START Given records

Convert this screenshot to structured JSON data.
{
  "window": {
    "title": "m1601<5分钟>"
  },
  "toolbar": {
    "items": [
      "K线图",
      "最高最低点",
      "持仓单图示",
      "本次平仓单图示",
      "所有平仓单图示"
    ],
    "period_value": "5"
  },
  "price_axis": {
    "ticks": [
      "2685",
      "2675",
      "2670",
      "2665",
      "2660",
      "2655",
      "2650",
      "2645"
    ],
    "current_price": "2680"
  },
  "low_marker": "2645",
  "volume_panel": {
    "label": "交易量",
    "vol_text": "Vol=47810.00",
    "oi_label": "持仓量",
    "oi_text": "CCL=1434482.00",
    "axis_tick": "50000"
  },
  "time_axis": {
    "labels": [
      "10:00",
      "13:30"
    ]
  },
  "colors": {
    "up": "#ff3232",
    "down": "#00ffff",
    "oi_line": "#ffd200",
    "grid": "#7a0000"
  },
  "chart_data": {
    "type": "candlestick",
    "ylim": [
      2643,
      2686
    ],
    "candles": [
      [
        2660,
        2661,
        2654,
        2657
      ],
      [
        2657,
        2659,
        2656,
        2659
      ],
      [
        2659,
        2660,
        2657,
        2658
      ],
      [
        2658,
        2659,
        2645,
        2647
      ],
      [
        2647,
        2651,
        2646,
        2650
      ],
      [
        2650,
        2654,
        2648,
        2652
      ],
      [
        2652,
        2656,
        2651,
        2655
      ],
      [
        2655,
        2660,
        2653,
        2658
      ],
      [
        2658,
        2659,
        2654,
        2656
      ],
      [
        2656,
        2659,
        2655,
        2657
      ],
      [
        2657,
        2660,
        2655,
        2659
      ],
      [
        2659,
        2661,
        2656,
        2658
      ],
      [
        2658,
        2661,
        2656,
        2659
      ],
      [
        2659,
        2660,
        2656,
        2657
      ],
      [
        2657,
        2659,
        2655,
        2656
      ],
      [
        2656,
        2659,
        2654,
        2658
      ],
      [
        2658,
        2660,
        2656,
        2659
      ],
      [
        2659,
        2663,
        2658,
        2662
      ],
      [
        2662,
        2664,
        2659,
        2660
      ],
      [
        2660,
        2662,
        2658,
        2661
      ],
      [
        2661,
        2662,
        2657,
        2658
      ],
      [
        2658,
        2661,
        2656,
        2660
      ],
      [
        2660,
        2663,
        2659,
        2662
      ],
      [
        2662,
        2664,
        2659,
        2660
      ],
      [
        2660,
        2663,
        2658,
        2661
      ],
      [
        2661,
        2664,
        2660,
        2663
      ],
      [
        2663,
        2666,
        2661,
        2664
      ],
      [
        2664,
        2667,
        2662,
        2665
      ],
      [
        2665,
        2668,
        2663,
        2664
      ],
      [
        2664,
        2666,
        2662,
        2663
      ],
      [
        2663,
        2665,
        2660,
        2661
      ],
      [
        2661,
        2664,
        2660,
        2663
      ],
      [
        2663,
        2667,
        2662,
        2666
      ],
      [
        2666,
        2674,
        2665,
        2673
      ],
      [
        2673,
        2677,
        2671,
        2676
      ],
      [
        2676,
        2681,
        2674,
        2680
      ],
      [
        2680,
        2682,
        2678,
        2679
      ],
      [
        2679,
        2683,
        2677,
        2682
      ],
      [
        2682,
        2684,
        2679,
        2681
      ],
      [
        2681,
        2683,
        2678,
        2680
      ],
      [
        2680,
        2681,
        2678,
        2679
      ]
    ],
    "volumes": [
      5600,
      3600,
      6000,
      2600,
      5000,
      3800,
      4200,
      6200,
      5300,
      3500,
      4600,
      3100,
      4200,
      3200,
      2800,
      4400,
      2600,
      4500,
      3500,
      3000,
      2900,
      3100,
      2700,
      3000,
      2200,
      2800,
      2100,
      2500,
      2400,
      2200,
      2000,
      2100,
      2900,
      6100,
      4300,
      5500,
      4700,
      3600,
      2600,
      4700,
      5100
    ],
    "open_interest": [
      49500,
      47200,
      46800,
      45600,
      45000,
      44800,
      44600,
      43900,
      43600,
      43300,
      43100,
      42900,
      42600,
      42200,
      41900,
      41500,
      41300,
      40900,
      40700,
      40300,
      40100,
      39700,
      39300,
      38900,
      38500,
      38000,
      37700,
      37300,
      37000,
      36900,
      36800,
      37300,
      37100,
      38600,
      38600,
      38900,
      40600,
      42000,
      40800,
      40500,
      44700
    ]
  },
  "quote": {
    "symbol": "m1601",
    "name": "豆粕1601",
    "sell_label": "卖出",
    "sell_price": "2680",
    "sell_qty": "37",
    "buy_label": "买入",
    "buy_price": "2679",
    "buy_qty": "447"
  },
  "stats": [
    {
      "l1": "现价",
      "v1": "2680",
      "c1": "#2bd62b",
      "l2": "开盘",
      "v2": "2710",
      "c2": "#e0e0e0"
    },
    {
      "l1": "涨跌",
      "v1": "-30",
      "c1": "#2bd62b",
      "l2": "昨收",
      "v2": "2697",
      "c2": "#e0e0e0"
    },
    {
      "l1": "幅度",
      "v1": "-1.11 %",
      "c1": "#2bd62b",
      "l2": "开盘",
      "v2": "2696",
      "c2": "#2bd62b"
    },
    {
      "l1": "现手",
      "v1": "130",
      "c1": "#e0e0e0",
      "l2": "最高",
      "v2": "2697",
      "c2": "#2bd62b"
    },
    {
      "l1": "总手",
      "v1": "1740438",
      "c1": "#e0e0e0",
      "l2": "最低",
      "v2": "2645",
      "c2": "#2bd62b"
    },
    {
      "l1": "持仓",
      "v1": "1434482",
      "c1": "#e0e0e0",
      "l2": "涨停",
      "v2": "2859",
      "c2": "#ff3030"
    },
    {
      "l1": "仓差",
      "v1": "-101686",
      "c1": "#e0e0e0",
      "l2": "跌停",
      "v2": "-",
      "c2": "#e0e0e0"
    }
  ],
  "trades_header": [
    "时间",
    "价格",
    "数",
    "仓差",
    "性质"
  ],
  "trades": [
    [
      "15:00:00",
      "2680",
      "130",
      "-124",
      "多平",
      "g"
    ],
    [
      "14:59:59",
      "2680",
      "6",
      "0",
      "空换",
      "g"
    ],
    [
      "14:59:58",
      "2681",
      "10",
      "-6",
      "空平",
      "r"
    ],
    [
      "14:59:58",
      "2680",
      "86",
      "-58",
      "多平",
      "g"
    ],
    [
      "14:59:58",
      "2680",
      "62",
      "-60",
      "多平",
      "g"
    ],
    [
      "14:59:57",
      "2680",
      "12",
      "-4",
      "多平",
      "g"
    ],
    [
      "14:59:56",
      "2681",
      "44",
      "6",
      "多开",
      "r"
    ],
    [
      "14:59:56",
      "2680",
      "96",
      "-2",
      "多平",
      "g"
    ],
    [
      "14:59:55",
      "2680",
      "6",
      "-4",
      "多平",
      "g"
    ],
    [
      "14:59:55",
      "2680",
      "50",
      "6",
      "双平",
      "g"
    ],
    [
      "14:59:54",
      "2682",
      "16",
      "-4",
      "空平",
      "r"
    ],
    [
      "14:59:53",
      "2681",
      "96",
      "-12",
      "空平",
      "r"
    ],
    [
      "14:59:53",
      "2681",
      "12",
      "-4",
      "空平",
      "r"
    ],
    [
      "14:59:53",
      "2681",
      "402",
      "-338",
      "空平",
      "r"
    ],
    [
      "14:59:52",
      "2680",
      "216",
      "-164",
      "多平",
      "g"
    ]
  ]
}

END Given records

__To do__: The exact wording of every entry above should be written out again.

__Completed task__:
Convert this screenshot to structured JSON data.
{
  "window": {
    "title": "m1601<5分钟>"
  },
  "toolbar": {
    "items": [
      "K线图",
      "最高最低点",
      "持仓单图示",
      "本次平仓单图示",
      "所有平仓单图示"
    ],
    "period_value": "5"
  },
  "price_axis": {
    "ticks": [
      "2685",
      "2675",
      "2670",
      "2665",
      "2660",
      "2655",
      "2650",
      "2645"
    ],
    "current_price": "2680"
  },
  "low_marker": "2645",
  "volume_panel": {
    "label": "交易量",
    "vol_text": "Vol=47810.00",
    "oi_label": "持仓量",
    "oi_text": "CCL=1434482.00",
    "axis_tick": "50000"
  },
  "time_axis": {
    "labels": [
      "10:00",
      "13:30"
    ]
  },
  "colors": {
    "up": "#ff3232",
    "down": "#00ffff",
    "oi_line": "#ffd200",
    "grid": "#7a0000"
  },
  "chart_data": {
    "type": "candlestick",
    "ylim": [
      2643,
      2686
    ],
    "candles": [
      [
        2660,
        2661,
        2654,
        2657
      ],
      [
        2657,
        2659,
        2656,
        2659
      ],
      [
        2659,
        2660,
        2657,
        2658
      ],
      [
        2658,
        2659,
        2645,
        2647
      ],
      [
        2647,
        2651,
        2646,
        2650
      ],
      [
        2650,
        2654,
        2648,
        2652
      ],
      [
        2652,
        2656,
        2651,
        2655
      ],
      [
        2655,
        2660,
        2653,
        2658
      ],
      [
        2658,
        2659,
        2654,
        2656
      ],
      [
        2656,
        2659,
        2655,
        2657
      ],
      [
        2657,
        2660,
        2655,
        2659
      ],
      [
        2659,
        2661,
        2656,
        2658
      ],
      [
        2658,
        2661,
        2656,
        2659
      ],
      [
        2659,
        2660,
        2656,
        2657
      ],
      [
        2657,
        2659,
        2655,
        2656
      ],
      [
        2656,
        2659,
        2654,
        2658
      ],
      [
        2658,
        2660,
        2656,
        2659
      ],
      [
        2659,
        2663,
        2658,
        2662
      ],
      [
        2662,
        2664,
        2659,
        2660
      ],
      [
        2660,
        2662,
        2658,
        2661
      ],
      [
        2661,
        2662,
        2657,
        2658
      ],
      [
        2658,
        2661,
        2656,
        2660
      ],
      [
        2660,
        2663,
        2659,
        2662
      ],
      [
        2662,
        2664,
        2659,
        2660
      ],
      [
        2660,
        2663,
        2658,
        2661
      ],
      [
        2661,
        2664,
        2660,
        2663
      ],
      [
        2663,
        2666,
        2661,
        2664
      ],
      [
        2664,
        2667,
        2662,
        2665
      ],
      [
        2665,
        2668,
        2663,
        2664
      ],
      [
        2664,
        2666,
        2662,
        2663
      ],
      [
        2663,
        2665,
        2660,
        2661
      ],
      [
        2661,
        2664,
        2660,
        2663
      ],
      [
        2663,
        2667,
        2662,
        2666
      ],
      [
        2666,
        2674,
        2665,
        2673
      ],
      [
        2673,
        2677,
        2671,
        2676
      ],
      [
        2676,
        2681,
        2674,
        2680
      ],
      [
        2680,
        2682,
        2678,
        2679
      ],
      [
        2679,
        2683,
        2677,
        2682
      ],
      [
        2682,
        2684,
        2679,
        2681
      ],
      [
        2681,
        2683,
        2678,
        2680
      ],
      [
        2680,
        2681,
        2678,
        2679
      ]
    ],
    "volumes": [
      5600,
      3600,
      6000,
      2600,
      5000,
      3800,
      4200,
      6200,
      5300,
      3500,
      4600,
      3100,
      4200,
      3200,
      2800,
      4400,
      2600,
      4500,
      3500,
      3000,
      2900,
      3100,
      2700,
      3000,
      2200,
      2800,
      2100,
      2500,
      2400,
      2200,
      2000,
      2100,
      2900,
      6100,
      4300,
      5500,
      4700,
      3600,
      2600,
      4700,
      5100
    ],
    "open_interest": [
      49500,
      47200,
      46800,
      45600,
      45000,
      44800,
      44600,
      43900,
      43600,
      43300,
      43100,
      42900,
      42600,
      42200,
      41900,
      41500,
      41300,
      40900,
      40700,
      40300,
      40100,
      39700,
      39300,
      38900,
      38500,
      38000,
      37700,
      37300,
      37000,
      36900,
      36800,
      37300,
      37100,
      38600,
      38600,
      38900,
      40600,
      42000,
      40800,
      40500,
      44700
    ]
  },
  "quote": {
    "symbol": "m1601",
    "name": "豆粕1601",
    "sell_label": "卖出",
    "sell_price": "2680",
    "sell_qty": "37",
    "buy_label": "买入",
    "buy_price": "2679",
    "buy_qty": "447"
  },
  "stats": [
    {
      "l1": "现价",
      "v1": "2680",
      "c1": "#2bd62b",
      "l2": "开盘",
      "v2": "2710",
      "c2": "#e0e0e0"
    },
    {
      "l1": "涨跌",
      "v1": "-30",
      "c1": "#2bd62b",
      "l2": "昨收",
      "v2": "2697",
      "c2": "#e0e0e0"
    },
    {
      "l1": "幅度",
      "v1": "-1.11 %",
      "c1": "#2bd62b",
      "l2": "开盘",
      "v2": "2696",
      "c2": "#2bd62b"
    },
    {
      "l1": "现手",
      "v1": "130",
      "c1": "#e0e0e0",
      "l2": "最高",
      "v2": "2697",
      "c2": "#2bd62b"
    },
    {
      "l1": "总手",
      "v1": "1740438",
      "c1": "#e0e0e0",
      "l2": "最低",
      "v2": "2645",
      "c2": "#2bd62b"
    },
    {
      "l1": "持仓",
      "v1": "1434482",
      "c1": "#e0e0e0",
      "l2": "涨停",
      "v2": "2859",
      "c2": "#ff3030"
    },
    {
      "l1": "仓差",
      "v1": "-101686",
      "c1": "#e0e0e0",
      "l2": "跌停",
      "v2": "-",
      "c2": "#e0e0e0"
    }
  ],
  "trades_header": [
    "时间",
    "价格",
    "数",
    "仓差",
    "性质"
  ],
  "trades": [
    [
      "15:00:00",
      "2680",
      "130",
      "-124",
      "多平",
      "g"
    ],
    [
      "14:59:59",
      "2680",
      "6",
      "0",
      "空换",
      "g"
    ],
    [
      "14:59:58",
      "2681",
      "10",
      "-6",
      "空平",
      "r"
    ],
    [
      "14:59:58",
      "2680",
      "86",
      "-58",
      "多平",
      "g"
    ],
    [
      "14:59:58",
      "2680",
      "62",
      "-60",
      "多平",
      "g"
    ],
    [
      "14:59:57",
      "2680",
      "12",
      "-4",
      "多平",
      "g"
    ],
    [
      "14:59:56",
      "2681",
      "44",
      "6",
      "多开",
      "r"
    ],
    [
      "14:59:56",
      "2680",
      "96",
      "-2",
      "多平",
      "g"
    ],
    [
      "14:59:55",
      "2680",
      "6",
      "-4",
      "多平",
      "g"
    ],
    [
      "14:59:55",
      "2680",
      "50",
      "6",
      "双平",
      "g"
    ],
    [
      "14:59:54",
      "2682",
      "16",
      "-4",
      "空平",
      "r"
    ],
    [
      "14:59:53",
      "2681",
      "96",
      "-12",
      "空平",
      "r"
    ],
    [
      "14:59:53",
      "2681",
      "12",
      "-4",
      "空平",
      "r"
    ],
    [
      "14:59:53",
      "2681",
      "402",
      "-338",
      "空平",
      "r"
    ],
    [
      "14:59:52",
      "2680",
      "216",
      "-164",
      "多平",
      "g"
    ]
  ]
}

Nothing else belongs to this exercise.